*** The records
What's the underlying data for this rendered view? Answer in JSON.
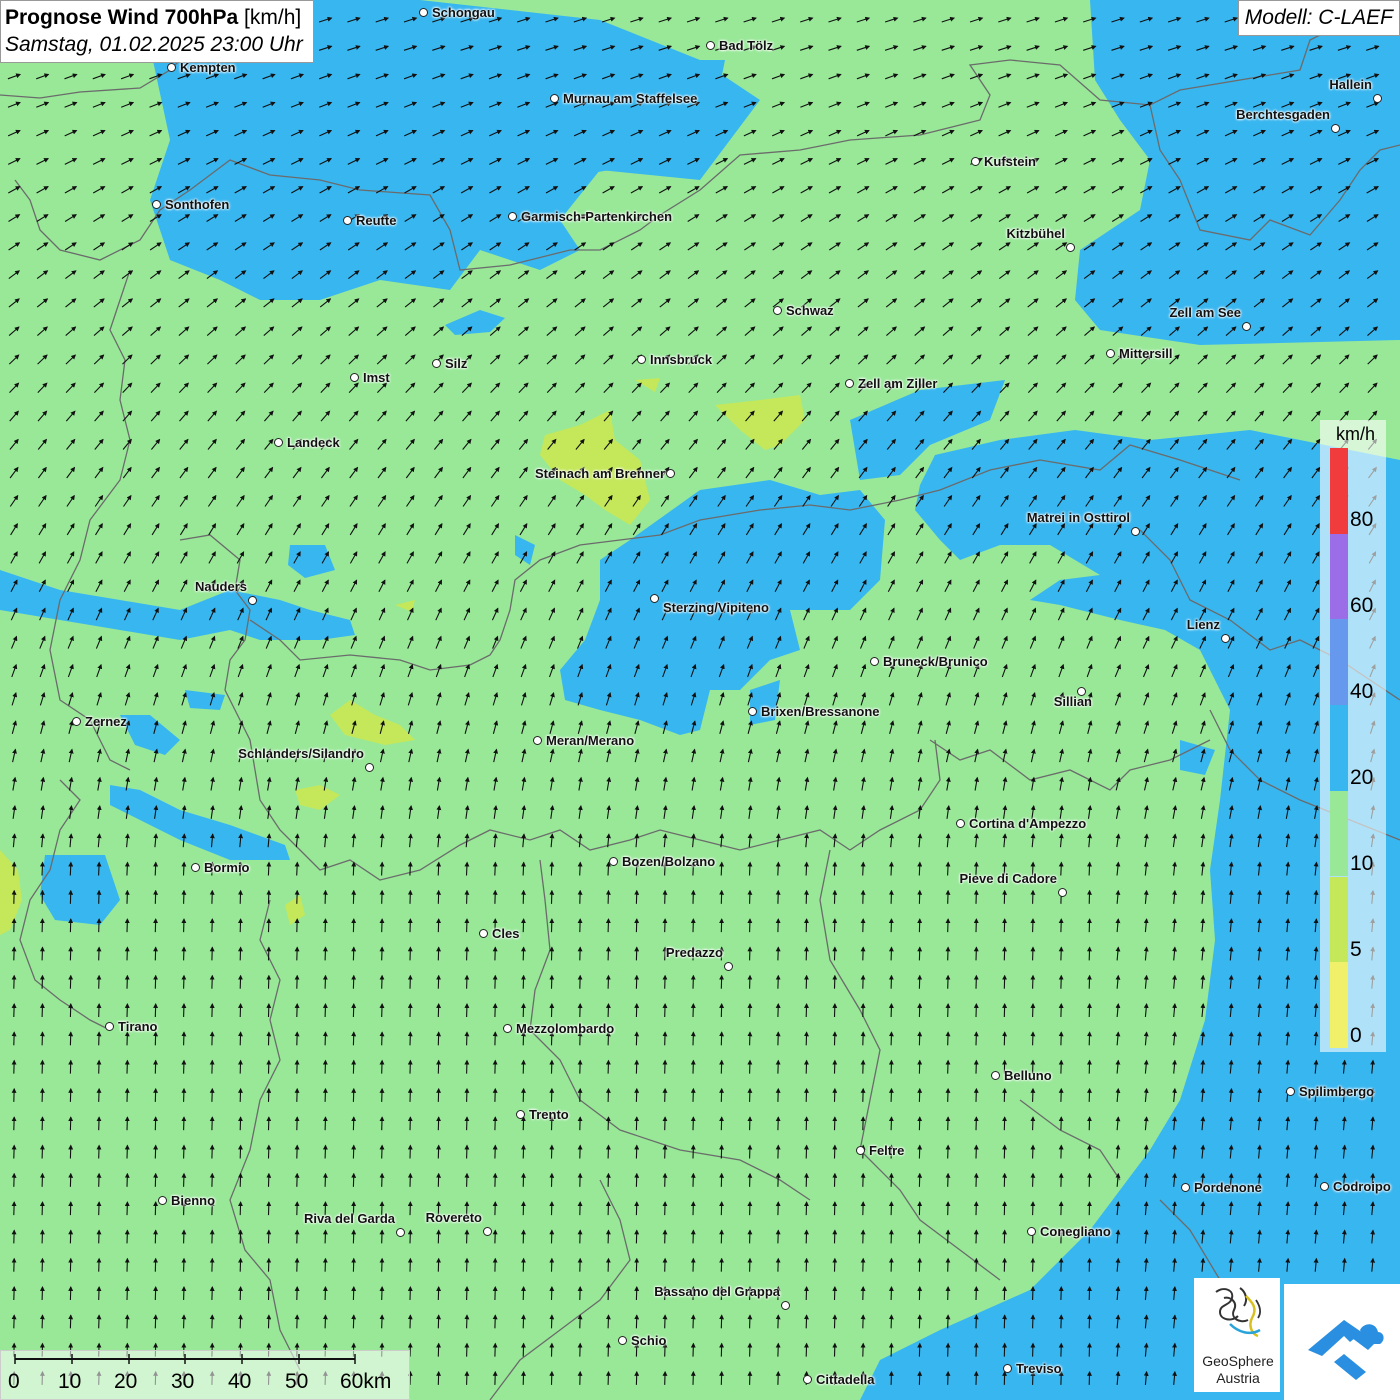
{
  "header": {
    "title_bold": "Prognose Wind 700hPa",
    "title_unit": "[km/h]",
    "datetime": "Samstag, 01.02.2025 23:00 Uhr",
    "model": "Modell: C-LAEF"
  },
  "legend": {
    "unit": "km/h",
    "ticks": [
      "80",
      "60",
      "40",
      "20",
      "10",
      "5",
      "0"
    ],
    "colors": [
      "#f03c3c",
      "#9b6ee8",
      "#6699ee",
      "#38b6f0",
      "#98e898",
      "#c4e85a",
      "#f0f06a"
    ]
  },
  "scale_bar": {
    "labels": [
      "0",
      "10",
      "20",
      "30",
      "40",
      "50",
      "60km"
    ]
  },
  "logos": {
    "geosphere_line1": "GeoSphere",
    "geosphere_line2": "Austria"
  },
  "colors": {
    "wind_10_20": "#98e898",
    "wind_20_40": "#38b6f0",
    "wind_5_10": "#c4e85a",
    "wind_0_5": "#f0f06a"
  },
  "cities": [
    {
      "name": "Schongau"
    },
    {
      "name": "Kempten"
    },
    {
      "name": "Bad Tölz"
    },
    {
      "name": "Murnau am Staffelsee"
    },
    {
      "name": "Hallein"
    },
    {
      "name": "Berchtesgaden"
    },
    {
      "name": "Kufstein"
    },
    {
      "name": "Sonthofen"
    },
    {
      "name": "Reutte"
    },
    {
      "name": "Garmisch-Partenkirchen"
    },
    {
      "name": "Kitzbühel"
    },
    {
      "name": "Schwaz"
    },
    {
      "name": "Zell am See"
    },
    {
      "name": "Mittersill"
    },
    {
      "name": "Silz"
    },
    {
      "name": "Innsbruck"
    },
    {
      "name": "Imst"
    },
    {
      "name": "Zell am Ziller"
    },
    {
      "name": "Landeck"
    },
    {
      "name": "Steinach am Brenner"
    },
    {
      "name": "Matrei in Osttirol"
    },
    {
      "name": "Nauders"
    },
    {
      "name": "Sterzing/Vipiteno"
    },
    {
      "name": "Lienz"
    },
    {
      "name": "Bruneck/Brunico"
    },
    {
      "name": "Sillian"
    },
    {
      "name": "Zernez"
    },
    {
      "name": "Brixen/Bressanone"
    },
    {
      "name": "Meran/Merano"
    },
    {
      "name": "Schlanders/Silandro"
    },
    {
      "name": "Cortina d'Ampezzo"
    },
    {
      "name": "Bormio"
    },
    {
      "name": "Bozen/Bolzano"
    },
    {
      "name": "Pieve di Cadore"
    },
    {
      "name": "Cles"
    },
    {
      "name": "Predazzo"
    },
    {
      "name": "Tirano"
    },
    {
      "name": "Mezzolombardo"
    },
    {
      "name": "Belluno"
    },
    {
      "name": "Spilimbergo"
    },
    {
      "name": "Trento"
    },
    {
      "name": "Feltre"
    },
    {
      "name": "Pordenone"
    },
    {
      "name": "Codroipo"
    },
    {
      "name": "Bienno"
    },
    {
      "name": "Riva del Garda"
    },
    {
      "name": "Rovereto"
    },
    {
      "name": "Conegliano"
    },
    {
      "name": "Bassano del Grappa"
    },
    {
      "name": "Schio"
    },
    {
      "name": "Treviso"
    },
    {
      "name": "Cittadella"
    }
  ]
}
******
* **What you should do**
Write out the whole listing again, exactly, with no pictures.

* **Solved problem**
What's the underlying data for this rendered view? Answer in JSON.
{
  "header": {
    "title_bold": "Prognose Wind 700hPa",
    "title_unit": "[km/h]",
    "datetime": "Samstag, 01.02.2025 23:00 Uhr",
    "model": "Modell: C-LAEF"
  },
  "legend": {
    "unit": "km/h",
    "ticks": [
      "80",
      "60",
      "40",
      "20",
      "10",
      "5",
      "0"
    ],
    "colors": [
      "#f03c3c",
      "#9b6ee8",
      "#6699ee",
      "#38b6f0",
      "#98e898",
      "#c4e85a",
      "#f0f06a"
    ]
  },
  "scale_bar": {
    "labels": [
      "0",
      "10",
      "20",
      "30",
      "40",
      "50",
      "60km"
    ]
  },
  "logos": {
    "geosphere_line1": "GeoSphere",
    "geosphere_line2": "Austria"
  },
  "colors": {
    "wind_10_20": "#98e898",
    "wind_20_40": "#38b6f0",
    "wind_5_10": "#c4e85a",
    "wind_0_5": "#f0f06a"
  },
  "cities": [
    {
      "name": "Schongau"
    },
    {
      "name": "Kempten"
    },
    {
      "name": "Bad Tölz"
    },
    {
      "name": "Murnau am Staffelsee"
    },
    {
      "name": "Hallein"
    },
    {
      "name": "Berchtesgaden"
    },
    {
      "name": "Kufstein"
    },
    {
      "name": "Sonthofen"
    },
    {
      "name": "Reutte"
    },
    {
      "name": "Garmisch-Partenkirchen"
    },
    {
      "name": "Kitzbühel"
    },
    {
      "name": "Schwaz"
    },
    {
      "name": "Zell am See"
    },
    {
      "name": "Mittersill"
    },
    {
      "name": "Silz"
    },
    {
      "name": "Innsbruck"
    },
    {
      "name": "Imst"
    },
    {
      "name": "Zell am Ziller"
    },
    {
      "name": "Landeck"
    },
    {
      "name": "Steinach am Brenner"
    },
    {
      "name": "Matrei in Osttirol"
    },
    {
      "name": "Nauders"
    },
    {
      "name": "Sterzing/Vipiteno"
    },
    {
      "name": "Lienz"
    },
    {
      "name": "Bruneck/Brunico"
    },
    {
      "name": "Sillian"
    },
    {
      "name": "Zernez"
    },
    {
      "name": "Brixen/Bressanone"
    },
    {
      "name": "Meran/Merano"
    },
    {
      "name": "Schlanders/Silandro"
    },
    {
      "name": "Cortina d'Ampezzo"
    },
    {
      "name": "Bormio"
    },
    {
      "name": "Bozen/Bolzano"
    },
    {
      "name": "Pieve di Cadore"
    },
    {
      "name": "Cles"
    },
    {
      "name": "Predazzo"
    },
    {
      "name": "Tirano"
    },
    {
      "name": "Mezzolombardo"
    },
    {
      "name": "Belluno"
    },
    {
      "name": "Spilimbergo"
    },
    {
      "name": "Trento"
    },
    {
      "name": "Feltre"
    },
    {
      "name": "Pordenone"
    },
    {
      "name": "Codroipo"
    },
    {
      "name": "Bienno"
    },
    {
      "name": "Riva del Garda"
    },
    {
      "name": "Rovereto"
    },
    {
      "name": "Conegliano"
    },
    {
      "name": "Bassano del Grappa"
    },
    {
      "name": "Schio"
    },
    {
      "name": "Treviso"
    },
    {
      "name": "Cittadella"
    }
  ]
}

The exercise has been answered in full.